* **What this task involves**
Take every record and write it out again exactly, with no images included.

***** Data extract *****

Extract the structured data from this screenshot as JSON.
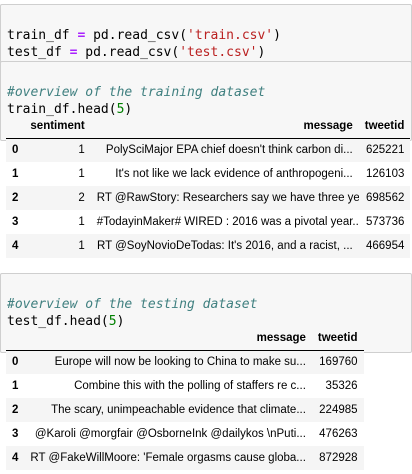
{
  "cell1": {
    "lines": [
      {
        "lhs": "train_df",
        "op": "=",
        "call": "pd.read_csv(",
        "arg": "'train.csv'",
        "close": ")"
      },
      {
        "lhs": "test_df",
        "op": "=",
        "call": "pd.read_csv(",
        "arg": "'test.csv'",
        "close": ")"
      }
    ]
  },
  "cell2": {
    "comment": "#overview of the training dataset",
    "call": "train_df.head(",
    "arg": "5",
    "close": ")"
  },
  "train_table": {
    "columns": [
      "sentiment",
      "message",
      "tweetid"
    ],
    "rows": [
      {
        "index": "0",
        "sentiment": "1",
        "message": "PolySciMajor EPA chief doesn't think carbon di...",
        "tweetid": "625221"
      },
      {
        "index": "1",
        "sentiment": "1",
        "message": "It's not like we lack evidence of anthropogeni...",
        "tweetid": "126103"
      },
      {
        "index": "2",
        "sentiment": "2",
        "message": "RT @RawStory: Researchers say we have three ye...",
        "tweetid": "698562"
      },
      {
        "index": "3",
        "sentiment": "1",
        "message": "#TodayinMaker# WIRED : 2016 was a pivotal year...",
        "tweetid": "573736"
      },
      {
        "index": "4",
        "sentiment": "1",
        "message": "RT @SoyNovioDeTodas: It's 2016, and a racist, ...",
        "tweetid": "466954"
      }
    ]
  },
  "cell3": {
    "comment": "#overview of the testing dataset",
    "call": "test_df.head(",
    "arg": "5",
    "close": ")"
  },
  "test_table": {
    "columns": [
      "message",
      "tweetid"
    ],
    "rows": [
      {
        "index": "0",
        "message": "Europe will now be looking to China to make su...",
        "tweetid": "169760"
      },
      {
        "index": "1",
        "message": "Combine this with the polling of staffers re c...",
        "tweetid": "35326"
      },
      {
        "index": "2",
        "message": "The scary, unimpeachable evidence that climate...",
        "tweetid": "224985"
      },
      {
        "index": "3",
        "message": "@Karoli @morgfair @OsborneInk @dailykos \\nPuti...",
        "tweetid": "476263"
      },
      {
        "index": "4",
        "message": "RT @FakeWillMoore: 'Female orgasms cause globa...",
        "tweetid": "872928"
      }
    ]
  }
}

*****

* **Answer below**
Extract the structured data from this screenshot as JSON.
{
  "cell1": {
    "lines": [
      {
        "lhs": "train_df",
        "op": "=",
        "call": "pd.read_csv(",
        "arg": "'train.csv'",
        "close": ")"
      },
      {
        "lhs": "test_df",
        "op": "=",
        "call": "pd.read_csv(",
        "arg": "'test.csv'",
        "close": ")"
      }
    ]
  },
  "cell2": {
    "comment": "#overview of the training dataset",
    "call": "train_df.head(",
    "arg": "5",
    "close": ")"
  },
  "train_table": {
    "columns": [
      "sentiment",
      "message",
      "tweetid"
    ],
    "rows": [
      {
        "index": "0",
        "sentiment": "1",
        "message": "PolySciMajor EPA chief doesn't think carbon di...",
        "tweetid": "625221"
      },
      {
        "index": "1",
        "sentiment": "1",
        "message": "It's not like we lack evidence of anthropogeni...",
        "tweetid": "126103"
      },
      {
        "index": "2",
        "sentiment": "2",
        "message": "RT @RawStory: Researchers say we have three ye...",
        "tweetid": "698562"
      },
      {
        "index": "3",
        "sentiment": "1",
        "message": "#TodayinMaker# WIRED : 2016 was a pivotal year...",
        "tweetid": "573736"
      },
      {
        "index": "4",
        "sentiment": "1",
        "message": "RT @SoyNovioDeTodas: It's 2016, and a racist, ...",
        "tweetid": "466954"
      }
    ]
  },
  "cell3": {
    "comment": "#overview of the testing dataset",
    "call": "test_df.head(",
    "arg": "5",
    "close": ")"
  },
  "test_table": {
    "columns": [
      "message",
      "tweetid"
    ],
    "rows": [
      {
        "index": "0",
        "message": "Europe will now be looking to China to make su...",
        "tweetid": "169760"
      },
      {
        "index": "1",
        "message": "Combine this with the polling of staffers re c...",
        "tweetid": "35326"
      },
      {
        "index": "2",
        "message": "The scary, unimpeachable evidence that climate...",
        "tweetid": "224985"
      },
      {
        "index": "3",
        "message": "@Karoli @morgfair @OsborneInk @dailykos \\nPuti...",
        "tweetid": "476263"
      },
      {
        "index": "4",
        "message": "RT @FakeWillMoore: 'Female orgasms cause globa...",
        "tweetid": "872928"
      }
    ]
  }
}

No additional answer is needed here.